▶ Exercise objective:
Restate the records in their entirety, word for word.
Start of Extracted data
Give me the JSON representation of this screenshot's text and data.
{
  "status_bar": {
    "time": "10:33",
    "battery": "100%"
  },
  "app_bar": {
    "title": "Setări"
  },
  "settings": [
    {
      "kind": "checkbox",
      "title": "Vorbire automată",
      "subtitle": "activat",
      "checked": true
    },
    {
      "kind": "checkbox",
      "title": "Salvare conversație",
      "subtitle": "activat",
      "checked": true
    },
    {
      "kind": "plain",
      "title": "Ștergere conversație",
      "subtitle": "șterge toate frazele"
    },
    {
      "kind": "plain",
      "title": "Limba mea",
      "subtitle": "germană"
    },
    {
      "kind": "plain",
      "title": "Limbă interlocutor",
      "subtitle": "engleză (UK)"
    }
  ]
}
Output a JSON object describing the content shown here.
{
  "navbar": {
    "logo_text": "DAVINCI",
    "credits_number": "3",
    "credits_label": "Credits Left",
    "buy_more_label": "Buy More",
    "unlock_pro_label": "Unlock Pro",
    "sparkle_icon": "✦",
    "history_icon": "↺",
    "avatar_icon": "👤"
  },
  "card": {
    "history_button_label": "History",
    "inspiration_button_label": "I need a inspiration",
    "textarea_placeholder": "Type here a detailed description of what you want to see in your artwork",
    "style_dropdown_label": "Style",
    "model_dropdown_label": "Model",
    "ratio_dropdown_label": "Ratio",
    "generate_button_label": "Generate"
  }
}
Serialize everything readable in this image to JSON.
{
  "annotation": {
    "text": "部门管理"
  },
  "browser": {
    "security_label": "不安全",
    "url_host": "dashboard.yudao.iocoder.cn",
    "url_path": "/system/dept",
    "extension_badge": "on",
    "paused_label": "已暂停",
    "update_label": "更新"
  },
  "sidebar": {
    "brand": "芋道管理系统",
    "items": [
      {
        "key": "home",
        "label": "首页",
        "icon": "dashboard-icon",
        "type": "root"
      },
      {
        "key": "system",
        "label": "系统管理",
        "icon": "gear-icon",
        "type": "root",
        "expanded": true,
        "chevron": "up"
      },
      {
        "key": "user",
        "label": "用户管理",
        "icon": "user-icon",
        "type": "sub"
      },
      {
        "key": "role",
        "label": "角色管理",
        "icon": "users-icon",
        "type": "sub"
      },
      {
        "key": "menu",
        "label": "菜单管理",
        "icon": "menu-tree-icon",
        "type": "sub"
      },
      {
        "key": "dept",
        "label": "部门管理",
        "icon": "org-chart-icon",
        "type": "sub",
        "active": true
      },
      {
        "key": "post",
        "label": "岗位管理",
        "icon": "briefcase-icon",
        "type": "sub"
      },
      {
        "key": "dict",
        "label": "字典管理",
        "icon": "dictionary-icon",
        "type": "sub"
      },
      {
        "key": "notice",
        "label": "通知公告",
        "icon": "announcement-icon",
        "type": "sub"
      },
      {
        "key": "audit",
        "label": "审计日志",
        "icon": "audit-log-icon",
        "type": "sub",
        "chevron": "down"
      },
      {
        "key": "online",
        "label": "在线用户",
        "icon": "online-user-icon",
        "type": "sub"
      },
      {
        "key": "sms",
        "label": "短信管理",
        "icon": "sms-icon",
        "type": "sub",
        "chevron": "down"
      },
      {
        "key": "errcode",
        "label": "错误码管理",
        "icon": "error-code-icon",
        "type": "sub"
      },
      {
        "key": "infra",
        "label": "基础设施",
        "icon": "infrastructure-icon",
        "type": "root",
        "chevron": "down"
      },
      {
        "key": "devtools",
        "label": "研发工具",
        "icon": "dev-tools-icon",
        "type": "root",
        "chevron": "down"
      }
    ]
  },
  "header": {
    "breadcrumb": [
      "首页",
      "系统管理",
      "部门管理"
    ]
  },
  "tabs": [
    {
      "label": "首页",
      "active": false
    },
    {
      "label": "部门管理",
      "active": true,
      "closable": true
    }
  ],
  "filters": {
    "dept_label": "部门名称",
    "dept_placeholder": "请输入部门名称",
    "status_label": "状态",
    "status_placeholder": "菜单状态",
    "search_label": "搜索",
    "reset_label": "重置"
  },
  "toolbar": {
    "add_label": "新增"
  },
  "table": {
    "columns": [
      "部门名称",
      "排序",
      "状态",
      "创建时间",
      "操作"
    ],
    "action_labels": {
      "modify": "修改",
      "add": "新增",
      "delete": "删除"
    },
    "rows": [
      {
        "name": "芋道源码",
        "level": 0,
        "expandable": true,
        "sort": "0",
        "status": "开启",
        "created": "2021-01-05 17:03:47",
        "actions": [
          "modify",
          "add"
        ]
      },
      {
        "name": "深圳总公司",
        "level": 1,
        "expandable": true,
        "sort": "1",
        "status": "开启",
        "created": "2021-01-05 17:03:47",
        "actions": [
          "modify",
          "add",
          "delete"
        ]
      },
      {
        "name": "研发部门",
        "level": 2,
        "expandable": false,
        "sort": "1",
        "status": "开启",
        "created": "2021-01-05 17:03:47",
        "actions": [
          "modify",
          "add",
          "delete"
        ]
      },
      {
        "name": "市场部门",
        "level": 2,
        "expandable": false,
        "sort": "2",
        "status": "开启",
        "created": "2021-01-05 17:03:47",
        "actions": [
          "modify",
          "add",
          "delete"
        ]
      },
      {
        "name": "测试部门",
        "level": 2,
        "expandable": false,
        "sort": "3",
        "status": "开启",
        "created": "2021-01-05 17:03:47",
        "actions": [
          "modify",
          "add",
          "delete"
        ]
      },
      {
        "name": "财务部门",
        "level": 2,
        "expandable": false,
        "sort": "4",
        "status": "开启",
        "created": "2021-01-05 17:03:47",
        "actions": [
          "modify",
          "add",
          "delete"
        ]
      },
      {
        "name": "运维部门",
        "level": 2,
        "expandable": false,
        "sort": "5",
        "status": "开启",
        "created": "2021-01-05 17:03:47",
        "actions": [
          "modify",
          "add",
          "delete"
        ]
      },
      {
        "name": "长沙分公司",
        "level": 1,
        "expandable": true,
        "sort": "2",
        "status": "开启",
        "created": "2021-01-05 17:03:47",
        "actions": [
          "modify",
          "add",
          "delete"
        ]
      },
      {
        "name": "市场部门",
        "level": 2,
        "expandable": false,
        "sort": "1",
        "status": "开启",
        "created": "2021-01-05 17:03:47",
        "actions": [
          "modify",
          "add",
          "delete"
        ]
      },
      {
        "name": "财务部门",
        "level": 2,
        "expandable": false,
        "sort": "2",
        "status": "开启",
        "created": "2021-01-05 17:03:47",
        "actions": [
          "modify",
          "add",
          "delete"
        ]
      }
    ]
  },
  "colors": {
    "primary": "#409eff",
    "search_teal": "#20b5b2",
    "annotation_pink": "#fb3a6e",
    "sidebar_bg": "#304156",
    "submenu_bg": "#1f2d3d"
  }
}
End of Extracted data
▶ Response to this task:
Give me the JSON representation of this screenshot's text and data.
{
  "status_bar": {
    "time": "10:33",
    "battery": "100%"
  },
  "app_bar": {
    "title": "Setări"
  },
  "settings": [
    {
      "kind": "checkbox",
      "title": "Vorbire automată",
      "subtitle": "activat",
      "checked": true
    },
    {
      "kind": "checkbox",
      "title": "Salvare conversație",
      "subtitle": "activat",
      "checked": true
    },
    {
      "kind": "plain",
      "title": "Ștergere conversație",
      "subtitle": "șterge toate frazele"
    },
    {
      "kind": "plain",
      "title": "Limba mea",
      "subtitle": "germană"
    },
    {
      "kind": "plain",
      "title": "Limbă interlocutor",
      "subtitle": "engleză (UK)"
    }
  ]
}
Output a JSON object describing the content shown here.
{
  "navbar": {
    "logo_text": "DAVINCI",
    "credits_number": "3",
    "credits_label": "Credits Left",
    "buy_more_label": "Buy More",
    "unlock_pro_label": "Unlock Pro",
    "sparkle_icon": "✦",
    "history_icon": "↺",
    "avatar_icon": "👤"
  },
  "card": {
    "history_button_label": "History",
    "inspiration_button_label": "I need a inspiration",
    "textarea_placeholder": "Type here a detailed description of what you want to see in your artwork",
    "style_dropdown_label": "Style",
    "model_dropdown_label": "Model",
    "ratio_dropdown_label": "Ratio",
    "generate_button_label": "Generate"
  }
}
Serialize everything readable in this image to JSON.
{
  "annotation": {
    "text": "部门管理"
  },
  "browser": {
    "security_label": "不安全",
    "url_host": "dashboard.yudao.iocoder.cn",
    "url_path": "/system/dept",
    "extension_badge": "on",
    "paused_label": "已暂停",
    "update_label": "更新"
  },
  "sidebar": {
    "brand": "芋道管理系统",
    "items": [
      {
        "key": "home",
        "label": "首页",
        "icon": "dashboard-icon",
        "type": "root"
      },
      {
        "key": "system",
        "label": "系统管理",
        "icon": "gear-icon",
        "type": "root",
        "expanded": true,
        "chevron": "up"
      },
      {
        "key": "user",
        "label": "用户管理",
        "icon": "user-icon",
        "type": "sub"
      },
      {
        "key": "role",
        "label": "角色管理",
        "icon": "users-icon",
        "type": "sub"
      },
      {
        "key": "menu",
        "label": "菜单管理",
        "icon": "menu-tree-icon",
        "type": "sub"
      },
      {
        "key": "dept",
        "label": "部门管理",
        "icon": "org-chart-icon",
        "type": "sub",
        "active": true
      },
      {
        "key": "post",
        "label": "岗位管理",
        "icon": "briefcase-icon",
        "type": "sub"
      },
      {
        "key": "dict",
        "label": "字典管理",
        "icon": "dictionary-icon",
        "type": "sub"
      },
      {
        "key": "notice",
        "label": "通知公告",
        "icon": "announcement-icon",
        "type": "sub"
      },
      {
        "key": "audit",
        "label": "审计日志",
        "icon": "audit-log-icon",
        "type": "sub",
        "chevron": "down"
      },
      {
        "key": "online",
        "label": "在线用户",
        "icon": "online-user-icon",
        "type": "sub"
      },
      {
        "key": "sms",
        "label": "短信管理",
        "icon": "sms-icon",
        "type": "sub",
        "chevron": "down"
      },
      {
        "key": "errcode",
        "label": "错误码管理",
        "icon": "error-code-icon",
        "type": "sub"
      },
      {
        "key": "infra",
        "label": "基础设施",
        "icon": "infrastructure-icon",
        "type": "root",
        "chevron": "down"
      },
      {
        "key": "devtools",
        "label": "研发工具",
        "icon": "dev-tools-icon",
        "type": "root",
        "chevron": "down"
      }
    ]
  },
  "header": {
    "breadcrumb": [
      "首页",
      "系统管理",
      "部门管理"
    ]
  },
  "tabs": [
    {
      "label": "首页",
      "active": false
    },
    {
      "label": "部门管理",
      "active": true,
      "closable": true
    }
  ],
  "filters": {
    "dept_label": "部门名称",
    "dept_placeholder": "请输入部门名称",
    "status_label": "状态",
    "status_placeholder": "菜单状态",
    "search_label": "搜索",
    "reset_label": "重置"
  },
  "toolbar": {
    "add_label": "新增"
  },
  "table": {
    "columns": [
      "部门名称",
      "排序",
      "状态",
      "创建时间",
      "操作"
    ],
    "action_labels": {
      "modify": "修改",
      "add": "新增",
      "delete": "删除"
    },
    "rows": [
      {
        "name": "芋道源码",
        "level": 0,
        "expandable": true,
        "sort": "0",
        "status": "开启",
        "created": "2021-01-05 17:03:47",
        "actions": [
          "modify",
          "add"
        ]
      },
      {
        "name": "深圳总公司",
        "level": 1,
        "expandable": true,
        "sort": "1",
        "status": "开启",
        "created": "2021-01-05 17:03:47",
        "actions": [
          "modify",
          "add",
          "delete"
        ]
      },
      {
        "name": "研发部门",
        "level": 2,
        "expandable": false,
        "sort": "1",
        "status": "开启",
        "created": "2021-01-05 17:03:47",
        "actions": [
          "modify",
          "add",
          "delete"
        ]
      },
      {
        "name": "市场部门",
        "level": 2,
        "expandable": false,
        "sort": "2",
        "status": "开启",
        "created": "2021-01-05 17:03:47",
        "actions": [
          "modify",
          "add",
          "delete"
        ]
      },
      {
        "name": "测试部门",
        "level": 2,
        "expandable": false,
        "sort": "3",
        "status": "开启",
        "created": "2021-01-05 17:03:47",
        "actions": [
          "modify",
          "add",
          "delete"
        ]
      },
      {
        "name": "财务部门",
        "level": 2,
        "expandable": false,
        "sort": "4",
        "status": "开启",
        "created": "2021-01-05 17:03:47",
        "actions": [
          "modify",
          "add",
          "delete"
        ]
      },
      {
        "name": "运维部门",
        "level": 2,
        "expandable": false,
        "sort": "5",
        "status": "开启",
        "created": "2021-01-05 17:03:47",
        "actions": [
          "modify",
          "add",
          "delete"
        ]
      },
      {
        "name": "长沙分公司",
        "level": 1,
        "expandable": true,
        "sort": "2",
        "status": "开启",
        "created": "2021-01-05 17:03:47",
        "actions": [
          "modify",
          "add",
          "delete"
        ]
      },
      {
        "name": "市场部门",
        "level": 2,
        "expandable": false,
        "sort": "1",
        "status": "开启",
        "created": "2021-01-05 17:03:47",
        "actions": [
          "modify",
          "add",
          "delete"
        ]
      },
      {
        "name": "财务部门",
        "level": 2,
        "expandable": false,
        "sort": "2",
        "status": "开启",
        "created": "2021-01-05 17:03:47",
        "actions": [
          "modify",
          "add",
          "delete"
        ]
      }
    ]
  },
  "colors": {
    "primary": "#409eff",
    "search_teal": "#20b5b2",
    "annotation_pink": "#fb3a6e",
    "sidebar_bg": "#304156",
    "submenu_bg": "#1f2d3d"
  }
}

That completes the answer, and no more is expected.